- [TASK OBJECTIVE]: Using the data that follows, state the number of lines holding the word "mezuna", and give no other output.

- [SUPPLIED ENTRIES]:
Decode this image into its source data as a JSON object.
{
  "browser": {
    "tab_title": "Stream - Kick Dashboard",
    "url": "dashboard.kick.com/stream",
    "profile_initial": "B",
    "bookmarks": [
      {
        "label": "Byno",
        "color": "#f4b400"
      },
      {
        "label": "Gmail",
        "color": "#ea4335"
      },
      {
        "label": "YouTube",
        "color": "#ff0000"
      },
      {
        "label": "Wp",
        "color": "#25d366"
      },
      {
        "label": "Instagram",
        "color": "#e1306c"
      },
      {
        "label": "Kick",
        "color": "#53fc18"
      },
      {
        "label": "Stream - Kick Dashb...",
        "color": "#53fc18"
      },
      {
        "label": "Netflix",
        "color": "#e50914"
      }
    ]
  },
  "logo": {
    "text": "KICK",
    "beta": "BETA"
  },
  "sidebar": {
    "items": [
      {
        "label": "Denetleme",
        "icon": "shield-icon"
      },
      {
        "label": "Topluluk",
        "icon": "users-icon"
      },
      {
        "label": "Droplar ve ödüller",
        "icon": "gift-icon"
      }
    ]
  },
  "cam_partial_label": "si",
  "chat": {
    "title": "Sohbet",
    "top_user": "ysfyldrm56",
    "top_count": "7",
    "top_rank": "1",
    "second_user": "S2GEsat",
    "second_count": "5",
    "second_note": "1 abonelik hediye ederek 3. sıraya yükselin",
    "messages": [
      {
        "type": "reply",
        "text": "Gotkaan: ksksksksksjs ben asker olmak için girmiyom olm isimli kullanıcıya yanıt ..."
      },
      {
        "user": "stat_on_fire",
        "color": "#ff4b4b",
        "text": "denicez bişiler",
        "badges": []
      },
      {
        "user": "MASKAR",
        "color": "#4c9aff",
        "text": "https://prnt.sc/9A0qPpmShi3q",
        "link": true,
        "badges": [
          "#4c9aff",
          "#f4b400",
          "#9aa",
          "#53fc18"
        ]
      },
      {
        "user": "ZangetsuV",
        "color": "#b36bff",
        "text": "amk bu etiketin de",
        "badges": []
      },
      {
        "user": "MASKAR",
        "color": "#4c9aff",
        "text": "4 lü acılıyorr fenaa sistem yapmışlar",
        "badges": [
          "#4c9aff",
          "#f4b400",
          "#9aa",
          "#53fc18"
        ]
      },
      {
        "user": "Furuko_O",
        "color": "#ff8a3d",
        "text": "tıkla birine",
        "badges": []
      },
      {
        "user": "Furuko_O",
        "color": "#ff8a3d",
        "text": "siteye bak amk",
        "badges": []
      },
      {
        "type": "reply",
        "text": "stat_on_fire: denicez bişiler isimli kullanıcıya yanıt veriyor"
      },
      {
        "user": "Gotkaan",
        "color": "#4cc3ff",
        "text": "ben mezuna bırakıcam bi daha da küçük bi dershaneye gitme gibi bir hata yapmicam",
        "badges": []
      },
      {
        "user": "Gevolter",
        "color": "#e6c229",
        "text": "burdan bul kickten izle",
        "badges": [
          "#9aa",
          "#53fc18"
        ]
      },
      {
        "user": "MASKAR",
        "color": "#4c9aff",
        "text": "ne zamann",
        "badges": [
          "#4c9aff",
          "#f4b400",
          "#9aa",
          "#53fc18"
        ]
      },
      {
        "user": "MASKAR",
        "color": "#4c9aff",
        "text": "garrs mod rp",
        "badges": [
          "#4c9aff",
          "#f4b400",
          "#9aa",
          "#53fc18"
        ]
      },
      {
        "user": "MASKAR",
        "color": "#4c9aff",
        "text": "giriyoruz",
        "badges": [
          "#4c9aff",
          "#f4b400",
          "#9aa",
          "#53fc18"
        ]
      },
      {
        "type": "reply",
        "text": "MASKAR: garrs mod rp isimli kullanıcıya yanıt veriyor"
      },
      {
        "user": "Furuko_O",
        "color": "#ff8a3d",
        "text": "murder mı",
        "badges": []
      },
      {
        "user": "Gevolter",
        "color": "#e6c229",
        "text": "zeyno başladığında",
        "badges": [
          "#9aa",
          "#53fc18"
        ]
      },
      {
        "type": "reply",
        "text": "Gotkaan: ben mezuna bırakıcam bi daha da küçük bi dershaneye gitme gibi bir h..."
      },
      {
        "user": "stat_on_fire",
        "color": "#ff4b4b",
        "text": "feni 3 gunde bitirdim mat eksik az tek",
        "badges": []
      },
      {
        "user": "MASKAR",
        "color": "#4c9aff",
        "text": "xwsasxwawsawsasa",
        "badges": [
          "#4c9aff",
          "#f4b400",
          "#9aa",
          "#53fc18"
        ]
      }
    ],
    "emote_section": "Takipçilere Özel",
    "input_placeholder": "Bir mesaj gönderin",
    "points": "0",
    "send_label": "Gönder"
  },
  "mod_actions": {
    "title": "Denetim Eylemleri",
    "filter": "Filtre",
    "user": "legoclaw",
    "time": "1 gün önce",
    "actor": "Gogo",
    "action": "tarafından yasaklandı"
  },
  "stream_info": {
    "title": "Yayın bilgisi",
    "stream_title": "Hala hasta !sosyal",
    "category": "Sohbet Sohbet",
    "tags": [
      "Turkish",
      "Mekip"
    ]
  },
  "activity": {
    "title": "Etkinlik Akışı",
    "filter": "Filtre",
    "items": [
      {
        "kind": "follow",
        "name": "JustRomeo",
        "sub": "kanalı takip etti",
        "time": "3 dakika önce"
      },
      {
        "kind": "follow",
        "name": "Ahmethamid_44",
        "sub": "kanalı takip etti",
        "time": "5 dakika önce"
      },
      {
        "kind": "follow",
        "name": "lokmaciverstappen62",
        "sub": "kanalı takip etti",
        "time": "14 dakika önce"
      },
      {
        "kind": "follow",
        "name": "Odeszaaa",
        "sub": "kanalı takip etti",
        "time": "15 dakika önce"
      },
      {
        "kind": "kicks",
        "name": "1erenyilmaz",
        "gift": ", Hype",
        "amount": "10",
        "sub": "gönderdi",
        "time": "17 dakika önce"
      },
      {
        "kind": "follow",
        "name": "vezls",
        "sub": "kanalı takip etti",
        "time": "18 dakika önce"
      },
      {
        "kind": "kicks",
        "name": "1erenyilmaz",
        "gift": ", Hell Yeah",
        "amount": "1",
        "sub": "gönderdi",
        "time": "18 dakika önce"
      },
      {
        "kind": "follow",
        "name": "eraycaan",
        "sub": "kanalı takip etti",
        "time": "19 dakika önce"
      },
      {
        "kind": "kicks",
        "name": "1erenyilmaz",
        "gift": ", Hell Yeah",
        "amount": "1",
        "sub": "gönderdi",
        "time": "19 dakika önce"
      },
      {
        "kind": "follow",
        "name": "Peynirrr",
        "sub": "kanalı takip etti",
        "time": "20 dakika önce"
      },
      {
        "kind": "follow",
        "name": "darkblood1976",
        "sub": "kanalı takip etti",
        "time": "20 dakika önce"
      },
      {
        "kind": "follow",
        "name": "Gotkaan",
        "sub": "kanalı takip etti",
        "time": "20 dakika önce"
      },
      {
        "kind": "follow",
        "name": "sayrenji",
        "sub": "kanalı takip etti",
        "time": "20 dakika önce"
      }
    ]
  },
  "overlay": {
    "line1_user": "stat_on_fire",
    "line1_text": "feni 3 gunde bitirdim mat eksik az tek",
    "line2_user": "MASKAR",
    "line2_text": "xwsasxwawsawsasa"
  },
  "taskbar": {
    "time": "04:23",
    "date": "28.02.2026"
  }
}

- [EXERCISE RESULT]: 2